BEGIN DATA TO USE

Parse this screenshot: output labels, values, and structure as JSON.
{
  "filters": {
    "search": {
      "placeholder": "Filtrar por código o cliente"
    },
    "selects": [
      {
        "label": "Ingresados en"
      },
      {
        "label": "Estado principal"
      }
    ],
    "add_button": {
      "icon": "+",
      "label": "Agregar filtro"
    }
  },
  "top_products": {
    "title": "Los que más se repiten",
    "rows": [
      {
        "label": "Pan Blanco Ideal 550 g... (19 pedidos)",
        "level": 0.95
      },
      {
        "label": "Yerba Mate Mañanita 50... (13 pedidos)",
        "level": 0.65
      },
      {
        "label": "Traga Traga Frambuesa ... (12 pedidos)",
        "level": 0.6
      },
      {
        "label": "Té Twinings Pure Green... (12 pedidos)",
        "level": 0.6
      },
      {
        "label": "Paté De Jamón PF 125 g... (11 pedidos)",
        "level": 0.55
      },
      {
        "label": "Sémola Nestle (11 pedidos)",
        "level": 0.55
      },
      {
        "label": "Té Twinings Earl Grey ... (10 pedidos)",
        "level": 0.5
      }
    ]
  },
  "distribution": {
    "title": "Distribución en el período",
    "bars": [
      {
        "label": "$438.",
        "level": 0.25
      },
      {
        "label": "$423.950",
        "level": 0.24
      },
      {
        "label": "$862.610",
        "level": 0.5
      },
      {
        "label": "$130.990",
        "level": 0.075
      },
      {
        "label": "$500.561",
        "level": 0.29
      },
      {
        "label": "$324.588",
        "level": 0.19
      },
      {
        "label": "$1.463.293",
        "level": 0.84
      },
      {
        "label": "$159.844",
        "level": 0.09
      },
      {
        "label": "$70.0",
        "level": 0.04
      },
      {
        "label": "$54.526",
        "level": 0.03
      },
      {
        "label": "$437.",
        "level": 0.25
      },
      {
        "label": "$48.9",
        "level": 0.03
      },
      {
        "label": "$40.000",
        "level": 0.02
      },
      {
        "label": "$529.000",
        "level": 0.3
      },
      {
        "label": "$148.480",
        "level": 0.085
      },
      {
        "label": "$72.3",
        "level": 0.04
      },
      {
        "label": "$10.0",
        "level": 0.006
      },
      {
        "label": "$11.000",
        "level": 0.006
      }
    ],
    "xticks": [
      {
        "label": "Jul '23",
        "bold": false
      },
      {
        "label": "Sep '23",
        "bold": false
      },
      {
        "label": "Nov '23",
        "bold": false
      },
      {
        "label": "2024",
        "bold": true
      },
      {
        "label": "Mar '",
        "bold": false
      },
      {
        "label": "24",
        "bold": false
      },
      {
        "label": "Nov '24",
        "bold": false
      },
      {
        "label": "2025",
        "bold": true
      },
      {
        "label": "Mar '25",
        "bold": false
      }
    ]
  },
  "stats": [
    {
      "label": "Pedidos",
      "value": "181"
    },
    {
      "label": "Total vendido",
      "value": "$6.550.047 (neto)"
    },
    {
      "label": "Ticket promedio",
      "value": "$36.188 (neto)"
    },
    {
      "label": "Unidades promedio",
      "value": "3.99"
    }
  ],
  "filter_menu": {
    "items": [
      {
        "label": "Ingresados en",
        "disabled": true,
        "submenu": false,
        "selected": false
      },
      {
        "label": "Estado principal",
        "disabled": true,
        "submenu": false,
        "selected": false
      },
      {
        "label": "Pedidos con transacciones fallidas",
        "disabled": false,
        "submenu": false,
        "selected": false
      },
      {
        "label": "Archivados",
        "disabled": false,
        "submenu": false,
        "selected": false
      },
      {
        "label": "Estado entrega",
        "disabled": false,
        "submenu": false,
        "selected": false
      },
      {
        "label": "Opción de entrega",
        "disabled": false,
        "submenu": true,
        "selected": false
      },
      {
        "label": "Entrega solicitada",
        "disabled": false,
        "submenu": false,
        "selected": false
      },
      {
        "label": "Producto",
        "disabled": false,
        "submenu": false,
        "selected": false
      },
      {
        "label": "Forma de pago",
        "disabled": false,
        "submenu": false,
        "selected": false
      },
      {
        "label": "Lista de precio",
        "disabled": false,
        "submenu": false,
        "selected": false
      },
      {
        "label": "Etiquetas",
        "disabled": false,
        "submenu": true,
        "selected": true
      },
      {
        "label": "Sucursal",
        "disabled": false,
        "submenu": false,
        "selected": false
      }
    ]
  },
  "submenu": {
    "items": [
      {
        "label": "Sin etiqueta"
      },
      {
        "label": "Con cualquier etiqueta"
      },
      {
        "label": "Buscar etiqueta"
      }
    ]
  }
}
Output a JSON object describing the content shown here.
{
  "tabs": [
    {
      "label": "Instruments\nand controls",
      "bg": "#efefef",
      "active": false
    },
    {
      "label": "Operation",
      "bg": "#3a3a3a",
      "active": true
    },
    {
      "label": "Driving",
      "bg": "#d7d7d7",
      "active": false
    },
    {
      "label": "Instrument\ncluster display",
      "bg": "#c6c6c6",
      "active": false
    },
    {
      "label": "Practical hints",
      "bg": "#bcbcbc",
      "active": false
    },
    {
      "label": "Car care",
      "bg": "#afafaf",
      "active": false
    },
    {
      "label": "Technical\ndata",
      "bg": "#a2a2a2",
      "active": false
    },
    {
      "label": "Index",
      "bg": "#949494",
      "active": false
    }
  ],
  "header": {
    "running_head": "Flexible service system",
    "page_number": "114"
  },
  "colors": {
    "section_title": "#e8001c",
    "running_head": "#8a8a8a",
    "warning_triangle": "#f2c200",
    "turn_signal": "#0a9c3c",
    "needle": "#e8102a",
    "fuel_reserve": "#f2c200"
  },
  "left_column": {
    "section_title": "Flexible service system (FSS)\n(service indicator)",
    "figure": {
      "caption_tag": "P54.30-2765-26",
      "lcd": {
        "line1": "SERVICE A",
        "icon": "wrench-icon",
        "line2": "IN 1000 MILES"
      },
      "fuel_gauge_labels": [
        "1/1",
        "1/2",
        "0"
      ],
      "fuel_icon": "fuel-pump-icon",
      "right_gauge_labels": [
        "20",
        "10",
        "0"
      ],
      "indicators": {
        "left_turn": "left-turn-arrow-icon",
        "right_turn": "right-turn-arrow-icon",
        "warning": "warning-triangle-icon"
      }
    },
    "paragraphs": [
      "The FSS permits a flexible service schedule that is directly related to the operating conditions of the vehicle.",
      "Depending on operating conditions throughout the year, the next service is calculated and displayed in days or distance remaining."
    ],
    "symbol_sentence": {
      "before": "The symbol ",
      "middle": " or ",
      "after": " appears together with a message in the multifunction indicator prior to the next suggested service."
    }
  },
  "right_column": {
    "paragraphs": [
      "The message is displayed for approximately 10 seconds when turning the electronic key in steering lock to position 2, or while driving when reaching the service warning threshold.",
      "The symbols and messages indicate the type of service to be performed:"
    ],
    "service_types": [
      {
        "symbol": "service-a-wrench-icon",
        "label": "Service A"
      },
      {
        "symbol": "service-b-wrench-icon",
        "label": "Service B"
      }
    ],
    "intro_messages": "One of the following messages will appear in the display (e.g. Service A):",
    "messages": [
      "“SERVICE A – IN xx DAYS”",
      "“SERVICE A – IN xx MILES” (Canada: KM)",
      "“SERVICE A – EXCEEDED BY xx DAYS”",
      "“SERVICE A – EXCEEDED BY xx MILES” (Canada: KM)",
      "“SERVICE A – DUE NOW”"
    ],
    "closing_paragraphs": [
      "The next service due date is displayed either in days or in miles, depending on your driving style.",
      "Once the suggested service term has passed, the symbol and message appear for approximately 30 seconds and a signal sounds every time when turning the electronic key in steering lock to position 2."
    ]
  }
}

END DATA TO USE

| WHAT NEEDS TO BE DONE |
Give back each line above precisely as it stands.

| COMPLETED EXERCISE |
Parse this screenshot: output labels, values, and structure as JSON.
{
  "filters": {
    "search": {
      "placeholder": "Filtrar por código o cliente"
    },
    "selects": [
      {
        "label": "Ingresados en"
      },
      {
        "label": "Estado principal"
      }
    ],
    "add_button": {
      "icon": "+",
      "label": "Agregar filtro"
    }
  },
  "top_products": {
    "title": "Los que más se repiten",
    "rows": [
      {
        "label": "Pan Blanco Ideal 550 g... (19 pedidos)",
        "level": 0.95
      },
      {
        "label": "Yerba Mate Mañanita 50... (13 pedidos)",
        "level": 0.65
      },
      {
        "label": "Traga Traga Frambuesa ... (12 pedidos)",
        "level": 0.6
      },
      {
        "label": "Té Twinings Pure Green... (12 pedidos)",
        "level": 0.6
      },
      {
        "label": "Paté De Jamón PF 125 g... (11 pedidos)",
        "level": 0.55
      },
      {
        "label": "Sémola Nestle (11 pedidos)",
        "level": 0.55
      },
      {
        "label": "Té Twinings Earl Grey ... (10 pedidos)",
        "level": 0.5
      }
    ]
  },
  "distribution": {
    "title": "Distribución en el período",
    "bars": [
      {
        "label": "$438.",
        "level": 0.25
      },
      {
        "label": "$423.950",
        "level": 0.24
      },
      {
        "label": "$862.610",
        "level": 0.5
      },
      {
        "label": "$130.990",
        "level": 0.075
      },
      {
        "label": "$500.561",
        "level": 0.29
      },
      {
        "label": "$324.588",
        "level": 0.19
      },
      {
        "label": "$1.463.293",
        "level": 0.84
      },
      {
        "label": "$159.844",
        "level": 0.09
      },
      {
        "label": "$70.0",
        "level": 0.04
      },
      {
        "label": "$54.526",
        "level": 0.03
      },
      {
        "label": "$437.",
        "level": 0.25
      },
      {
        "label": "$48.9",
        "level": 0.03
      },
      {
        "label": "$40.000",
        "level": 0.02
      },
      {
        "label": "$529.000",
        "level": 0.3
      },
      {
        "label": "$148.480",
        "level": 0.085
      },
      {
        "label": "$72.3",
        "level": 0.04
      },
      {
        "label": "$10.0",
        "level": 0.006
      },
      {
        "label": "$11.000",
        "level": 0.006
      }
    ],
    "xticks": [
      {
        "label": "Jul '23",
        "bold": false
      },
      {
        "label": "Sep '23",
        "bold": false
      },
      {
        "label": "Nov '23",
        "bold": false
      },
      {
        "label": "2024",
        "bold": true
      },
      {
        "label": "Mar '",
        "bold": false
      },
      {
        "label": "24",
        "bold": false
      },
      {
        "label": "Nov '24",
        "bold": false
      },
      {
        "label": "2025",
        "bold": true
      },
      {
        "label": "Mar '25",
        "bold": false
      }
    ]
  },
  "stats": [
    {
      "label": "Pedidos",
      "value": "181"
    },
    {
      "label": "Total vendido",
      "value": "$6.550.047 (neto)"
    },
    {
      "label": "Ticket promedio",
      "value": "$36.188 (neto)"
    },
    {
      "label": "Unidades promedio",
      "value": "3.99"
    }
  ],
  "filter_menu": {
    "items": [
      {
        "label": "Ingresados en",
        "disabled": true,
        "submenu": false,
        "selected": false
      },
      {
        "label": "Estado principal",
        "disabled": true,
        "submenu": false,
        "selected": false
      },
      {
        "label": "Pedidos con transacciones fallidas",
        "disabled": false,
        "submenu": false,
        "selected": false
      },
      {
        "label": "Archivados",
        "disabled": false,
        "submenu": false,
        "selected": false
      },
      {
        "label": "Estado entrega",
        "disabled": false,
        "submenu": false,
        "selected": false
      },
      {
        "label": "Opción de entrega",
        "disabled": false,
        "submenu": true,
        "selected": false
      },
      {
        "label": "Entrega solicitada",
        "disabled": false,
        "submenu": false,
        "selected": false
      },
      {
        "label": "Producto",
        "disabled": false,
        "submenu": false,
        "selected": false
      },
      {
        "label": "Forma de pago",
        "disabled": false,
        "submenu": false,
        "selected": false
      },
      {
        "label": "Lista de precio",
        "disabled": false,
        "submenu": false,
        "selected": false
      },
      {
        "label": "Etiquetas",
        "disabled": false,
        "submenu": true,
        "selected": true
      },
      {
        "label": "Sucursal",
        "disabled": false,
        "submenu": false,
        "selected": false
      }
    ]
  },
  "submenu": {
    "items": [
      {
        "label": "Sin etiqueta"
      },
      {
        "label": "Con cualquier etiqueta"
      },
      {
        "label": "Buscar etiqueta"
      }
    ]
  }
}
Output a JSON object describing the content shown here.
{
  "tabs": [
    {
      "label": "Instruments\nand controls",
      "bg": "#efefef",
      "active": false
    },
    {
      "label": "Operation",
      "bg": "#3a3a3a",
      "active": true
    },
    {
      "label": "Driving",
      "bg": "#d7d7d7",
      "active": false
    },
    {
      "label": "Instrument\ncluster display",
      "bg": "#c6c6c6",
      "active": false
    },
    {
      "label": "Practical hints",
      "bg": "#bcbcbc",
      "active": false
    },
    {
      "label": "Car care",
      "bg": "#afafaf",
      "active": false
    },
    {
      "label": "Technical\ndata",
      "bg": "#a2a2a2",
      "active": false
    },
    {
      "label": "Index",
      "bg": "#949494",
      "active": false
    }
  ],
  "header": {
    "running_head": "Flexible service system",
    "page_number": "114"
  },
  "colors": {
    "section_title": "#e8001c",
    "running_head": "#8a8a8a",
    "warning_triangle": "#f2c200",
    "turn_signal": "#0a9c3c",
    "needle": "#e8102a",
    "fuel_reserve": "#f2c200"
  },
  "left_column": {
    "section_title": "Flexible service system (FSS)\n(service indicator)",
    "figure": {
      "caption_tag": "P54.30-2765-26",
      "lcd": {
        "line1": "SERVICE A",
        "icon": "wrench-icon",
        "line2": "IN 1000 MILES"
      },
      "fuel_gauge_labels": [
        "1/1",
        "1/2",
        "0"
      ],
      "fuel_icon": "fuel-pump-icon",
      "right_gauge_labels": [
        "20",
        "10",
        "0"
      ],
      "indicators": {
        "left_turn": "left-turn-arrow-icon",
        "right_turn": "right-turn-arrow-icon",
        "warning": "warning-triangle-icon"
      }
    },
    "paragraphs": [
      "The FSS permits a flexible service schedule that is directly related to the operating conditions of the vehicle.",
      "Depending on operating conditions throughout the year, the next service is calculated and displayed in days or distance remaining."
    ],
    "symbol_sentence": {
      "before": "The symbol ",
      "middle": " or ",
      "after": " appears together with a message in the multifunction indicator prior to the next suggested service."
    }
  },
  "right_column": {
    "paragraphs": [
      "The message is displayed for approximately 10 seconds when turning the electronic key in steering lock to position 2, or while driving when reaching the service warning threshold.",
      "The symbols and messages indicate the type of service to be performed:"
    ],
    "service_types": [
      {
        "symbol": "service-a-wrench-icon",
        "label": "Service A"
      },
      {
        "symbol": "service-b-wrench-icon",
        "label": "Service B"
      }
    ],
    "intro_messages": "One of the following messages will appear in the display (e.g. Service A):",
    "messages": [
      "“SERVICE A – IN xx DAYS”",
      "“SERVICE A – IN xx MILES” (Canada: KM)",
      "“SERVICE A – EXCEEDED BY xx DAYS”",
      "“SERVICE A – EXCEEDED BY xx MILES” (Canada: KM)",
      "“SERVICE A – DUE NOW”"
    ],
    "closing_paragraphs": [
      "The next service due date is displayed either in days or in miles, depending on your driving style.",
      "Once the suggested service term has passed, the symbol and message appear for approximately 30 seconds and a signal sounds every time when turning the electronic key in steering lock to position 2."
    ]
  }
}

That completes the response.